According to the 2000 census, nearly 50 million people in the United States have some type of disability. Of this group, 6.8 million have a condition that makes it difficult to bathe, dress and get around the inside of their own homes. 78 percent of individuals between 50 and 64 years of age state that they want to stay in their current residence as they get older. This means delaying, or avoiding completely, the necessity for them to live with their children, in assisted living centers, or in nursing homes for the elderly.
Most manufactured homes, like stick built homes, are built for people who are healthy and mobile. If staying in your home for as long as possible is important for you or your loved ones, take steps now to put plans and modifications in place to facilitate this goal. Here’s a few simple fixes that you can do:
• The home should always be well-lit and have easy to operate switches. Dimmers are a smart suggestion, allowing the user to increase or decrease the intensity as needed. Rocking switches are easier to use than the standard switch.
• Install night lights throughout the home.
• Put the thermostat in a convenient place. Use a digital version with large numbers and a light for easier reading.
• Flooring should be free of rugs or obstacles to reduce the possibility of tripping.
• Add a shower seat and grab bars to the bathroom along with a handheld shower head. Many household accidents occur while getting in and out of the tub.
• Use D-shaped drawer and cabinet handles. This makes it much easier to pull than knobs.
• Add a raised toilet seat and grab bars around it to facilitate bending.
• Raise your dishwasher, washer and dryer to minimize bending.
There are industry-wide concepts that have become popular in disability and elderly remodeling designs. Universal Design is one such concept; Aging in Place is another. Both concepts strive to make the home safe, secure and completely usable throughout one’s lifetime.
For elderly individuals Aging in Place is a dream that is increasingly becoming a reality. In the past, such a practice was not practical or feasible, due to a lack of infrastructure and services available. Some aging individuals couldn’t stay in their homes after frailty set in because there were no home care services to cater to their needs. Over the last couple of decades, a huge emphasis on Aging in Place has allowed new industries to meet the needs that allow the older generation to live in their home for as long as they want.
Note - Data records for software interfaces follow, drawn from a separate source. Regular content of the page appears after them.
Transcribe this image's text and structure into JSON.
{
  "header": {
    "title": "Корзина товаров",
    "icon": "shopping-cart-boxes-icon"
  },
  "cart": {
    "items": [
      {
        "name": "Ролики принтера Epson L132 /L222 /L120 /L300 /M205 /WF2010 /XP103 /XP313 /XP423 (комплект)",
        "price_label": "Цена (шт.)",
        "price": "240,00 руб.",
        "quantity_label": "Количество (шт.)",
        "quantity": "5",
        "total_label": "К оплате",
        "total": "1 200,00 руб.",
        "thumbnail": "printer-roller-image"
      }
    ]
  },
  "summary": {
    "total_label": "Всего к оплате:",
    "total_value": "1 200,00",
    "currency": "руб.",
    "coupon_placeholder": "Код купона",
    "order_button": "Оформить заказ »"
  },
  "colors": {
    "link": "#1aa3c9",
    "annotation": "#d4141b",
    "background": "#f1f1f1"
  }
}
Yet, you don’t have to be handicap to reap the benefits of Universal Design or Aging in Place. Homeowners are embracing the aging in place concept and foregoing the move to popular retirement destinations. They are spending their money on renovation and upgrades instead.
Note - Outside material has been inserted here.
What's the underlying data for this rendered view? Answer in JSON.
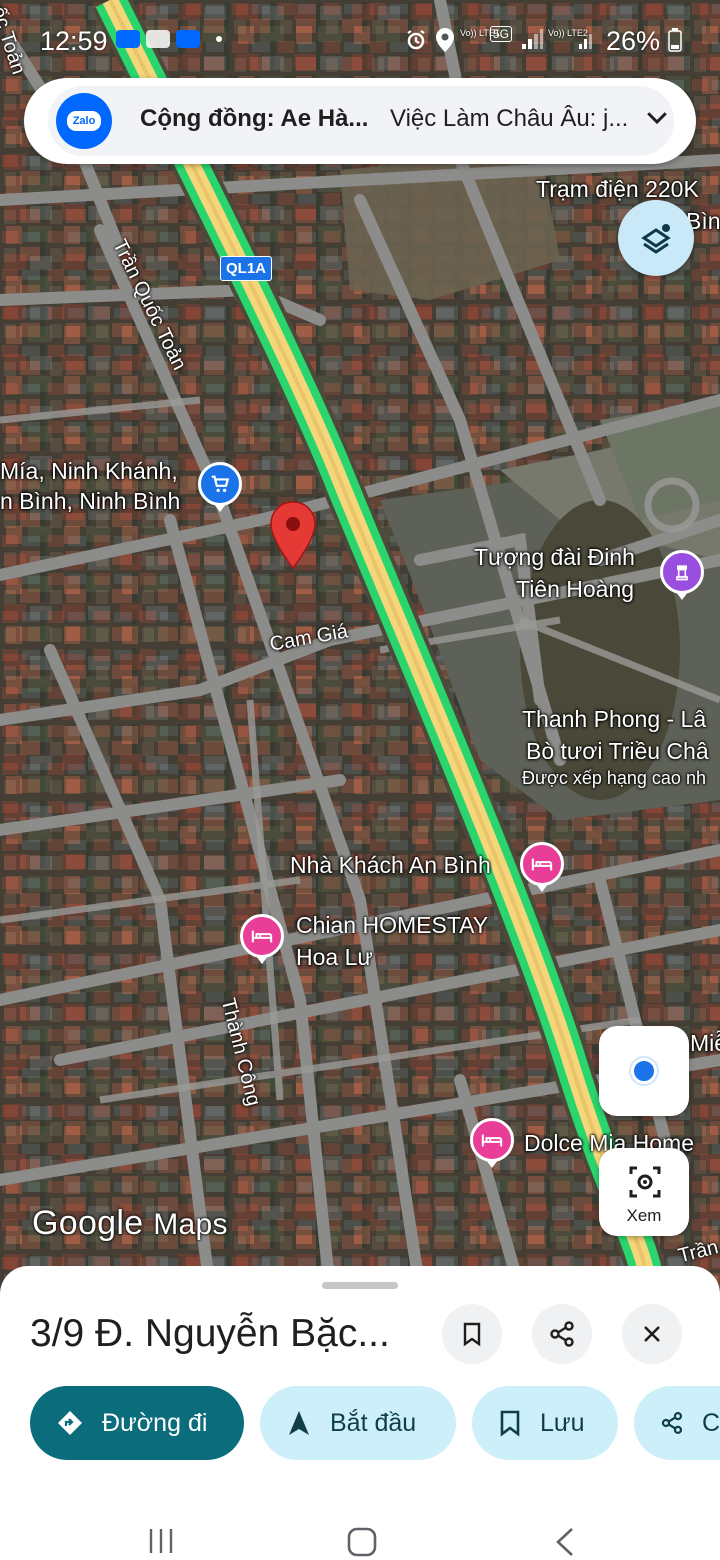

A standard manufactured home is ahead of the game in accessibility because it only has one story. However, the home will need a few changes to improve accessibility and safety.
• Widening doors throughout the home
• Ensuring that a space has a 5’ clearance for turning a wheelchair
• Removing bathroom sink cabinets for larger turnaround space
• Installing ramps
• Varying height kitchen work surfaces
• Knee space at a kitchen countertop for a chair
• Pull-out shelf for oven food transfer
• Low exterior door thresholds
• Lever-handled locksets for exterior doors
• Offset tub/shower anti-scald controls
• Curbless shower with a flexible water dam
As with any remodeling project retrofitting to allow aging in place will cost money, but there are ways to cover the expenses that you may not be aware of. There are grants, loans and other financial products and state organizations that can help you.
According to the United States Department of Veterans Affairs website, veterans are eligible for a grant to pay for retrofitting of their homes for aging in place and handicap accessibility. This is a great benefit for our veterans.
Your local Council or Agency on Aging may offer a home modification program in your area. Repairs and modifications are offered free-of-charge for those with very-low income. HUD awards Community Block Development Grants (CBDG) to eligible local government housing entities for revitalizing distressed neighborhoods. Recipients of the funding often sponsor home modification programs. Contact your county housing revitalization department for specific program information and qualifications.
States sometimes offer home modifications through its Department of Vocational Rehabilitation services. Although the focus of the program is employment for persons with disabilities, some provide home modifications as part of their support services. Check with your state’s Vocational Rehabilitation department to see if you are eligible.
Some insurance programs cover home modifications. Worker’s compensation, car insurance, medical trusts or state catastrophic accident insurance may all pay for a home modification. Senior citizens may have this benefit through their long-term care policies. These policies sometimes allocate a specific amount to home modifications in exchange for the stay at a long-term assisted living facility. There are home equity solutions to aging in place and handicap issues, as well.
Becoming handicapped is a difficult transition for anyone as is slowly losing your mobility over time. You can make your family’s lives and yours easier with modifications to your manufactured home. These modifications can allow you to thrive in your home.